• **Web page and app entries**
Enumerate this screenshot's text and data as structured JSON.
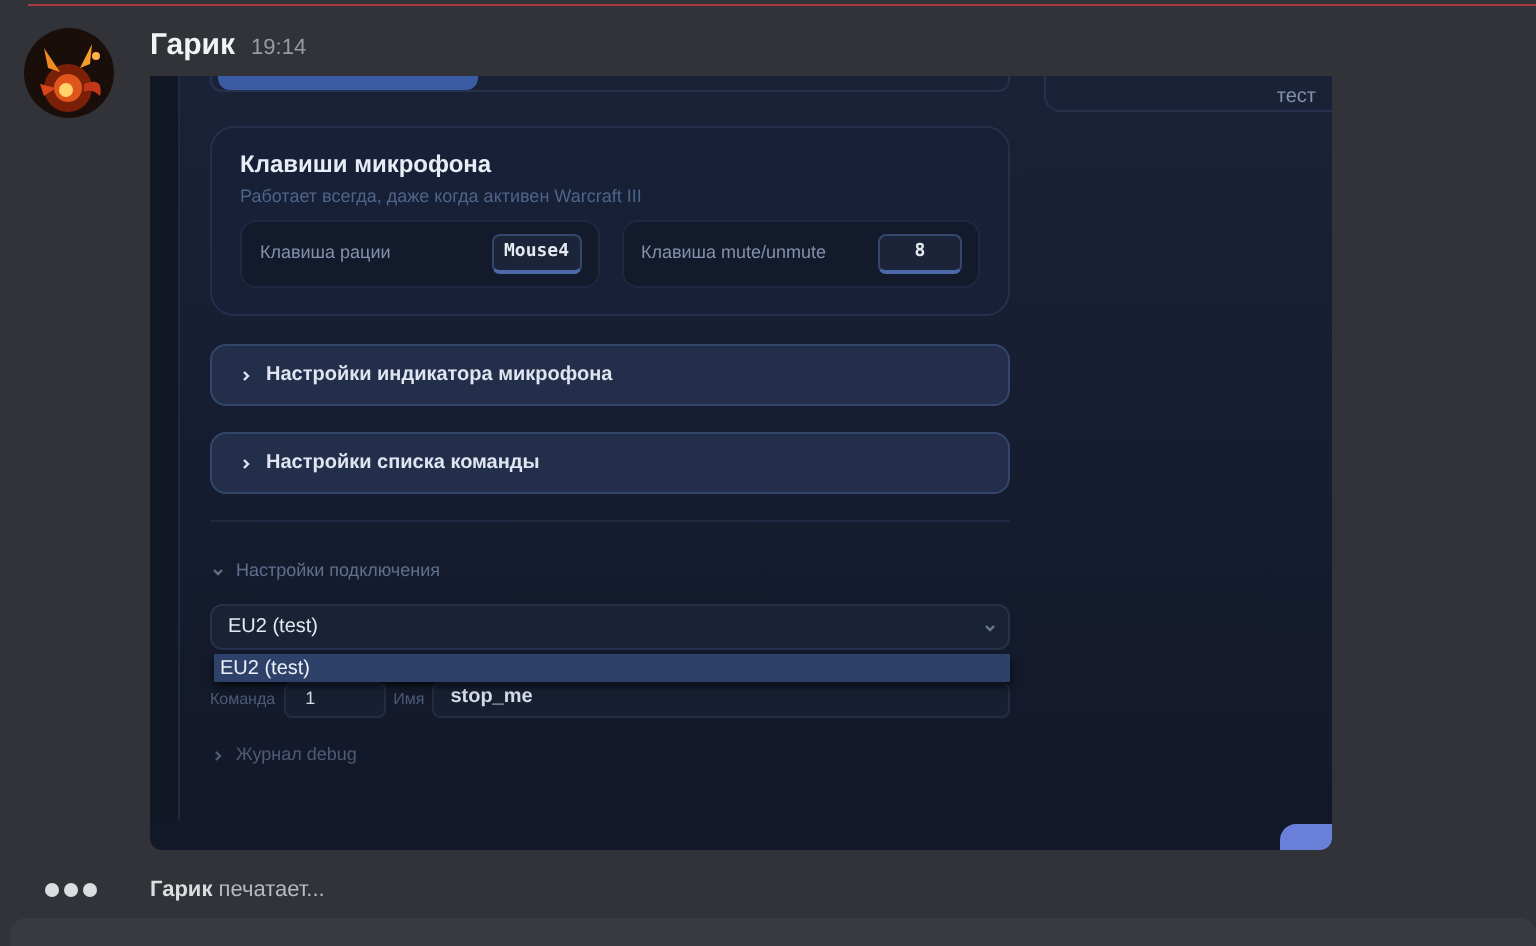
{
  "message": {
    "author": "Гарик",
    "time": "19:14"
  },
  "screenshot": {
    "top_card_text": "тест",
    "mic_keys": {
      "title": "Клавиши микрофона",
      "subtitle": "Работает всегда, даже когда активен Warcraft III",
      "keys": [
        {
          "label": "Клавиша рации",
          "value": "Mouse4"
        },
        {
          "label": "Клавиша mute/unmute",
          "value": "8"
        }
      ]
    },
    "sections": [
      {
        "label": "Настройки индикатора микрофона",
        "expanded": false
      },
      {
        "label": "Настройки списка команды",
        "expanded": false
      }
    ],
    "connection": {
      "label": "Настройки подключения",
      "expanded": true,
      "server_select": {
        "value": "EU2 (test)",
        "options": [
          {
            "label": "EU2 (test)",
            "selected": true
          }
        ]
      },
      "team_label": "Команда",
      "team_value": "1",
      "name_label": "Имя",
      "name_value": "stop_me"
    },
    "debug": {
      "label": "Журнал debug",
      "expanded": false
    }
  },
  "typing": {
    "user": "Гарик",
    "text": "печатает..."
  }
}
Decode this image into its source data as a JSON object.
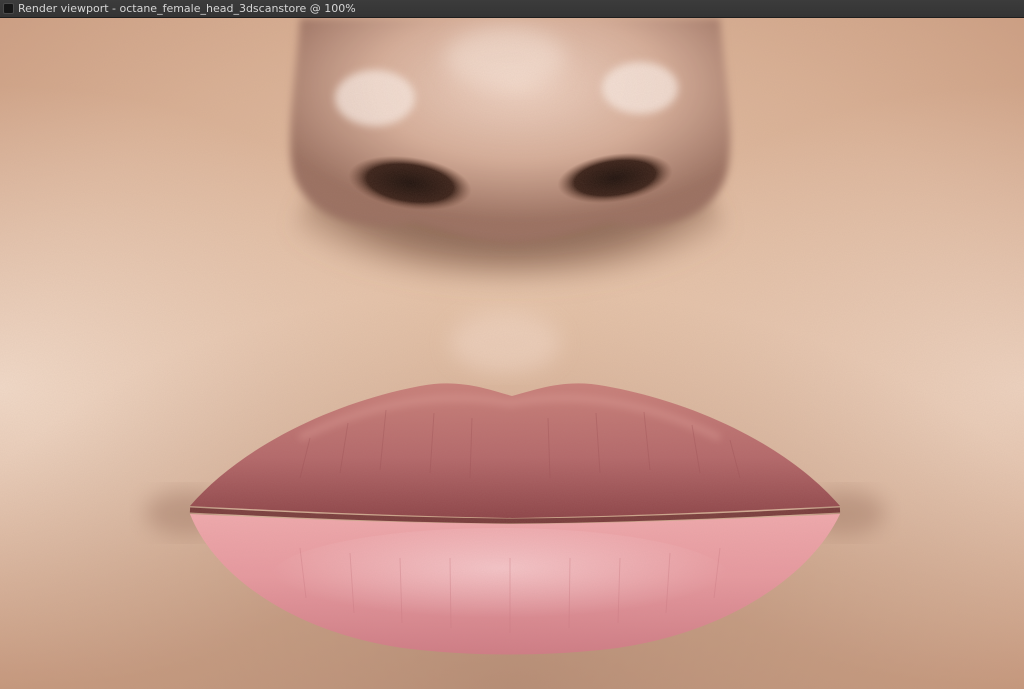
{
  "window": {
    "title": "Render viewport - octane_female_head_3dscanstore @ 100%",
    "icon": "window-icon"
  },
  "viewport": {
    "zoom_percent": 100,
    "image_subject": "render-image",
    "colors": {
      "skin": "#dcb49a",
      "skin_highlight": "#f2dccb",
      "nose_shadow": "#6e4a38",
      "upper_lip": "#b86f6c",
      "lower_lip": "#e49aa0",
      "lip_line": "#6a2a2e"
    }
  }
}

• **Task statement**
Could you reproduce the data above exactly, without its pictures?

• **Output of the exercise**
Enumerate this screenshot's text and data as structured JSON.
{
  "message": {
    "author": "Гарик",
    "time": "19:14"
  },
  "screenshot": {
    "top_card_text": "тест",
    "mic_keys": {
      "title": "Клавиши микрофона",
      "subtitle": "Работает всегда, даже когда активен Warcraft III",
      "keys": [
        {
          "label": "Клавиша рации",
          "value": "Mouse4"
        },
        {
          "label": "Клавиша mute/unmute",
          "value": "8"
        }
      ]
    },
    "sections": [
      {
        "label": "Настройки индикатора микрофона",
        "expanded": false
      },
      {
        "label": "Настройки списка команды",
        "expanded": false
      }
    ],
    "connection": {
      "label": "Настройки подключения",
      "expanded": true,
      "server_select": {
        "value": "EU2 (test)",
        "options": [
          {
            "label": "EU2 (test)",
            "selected": true
          }
        ]
      },
      "team_label": "Команда",
      "team_value": "1",
      "name_label": "Имя",
      "name_value": "stop_me"
    },
    "debug": {
      "label": "Журнал debug",
      "expanded": false
    }
  },
  "typing": {
    "user": "Гарик",
    "text": "печатает..."
  }
}
Decode this image into its source data as a JSON object.
{
  "window": {
    "title": "Render viewport - octane_female_head_3dscanstore @ 100%",
    "icon": "window-icon"
  },
  "viewport": {
    "zoom_percent": 100,
    "image_subject": "render-image",
    "colors": {
      "skin": "#dcb49a",
      "skin_highlight": "#f2dccb",
      "nose_shadow": "#6e4a38",
      "upper_lip": "#b86f6c",
      "lower_lip": "#e49aa0",
      "lip_line": "#6a2a2e"
    }
  }
}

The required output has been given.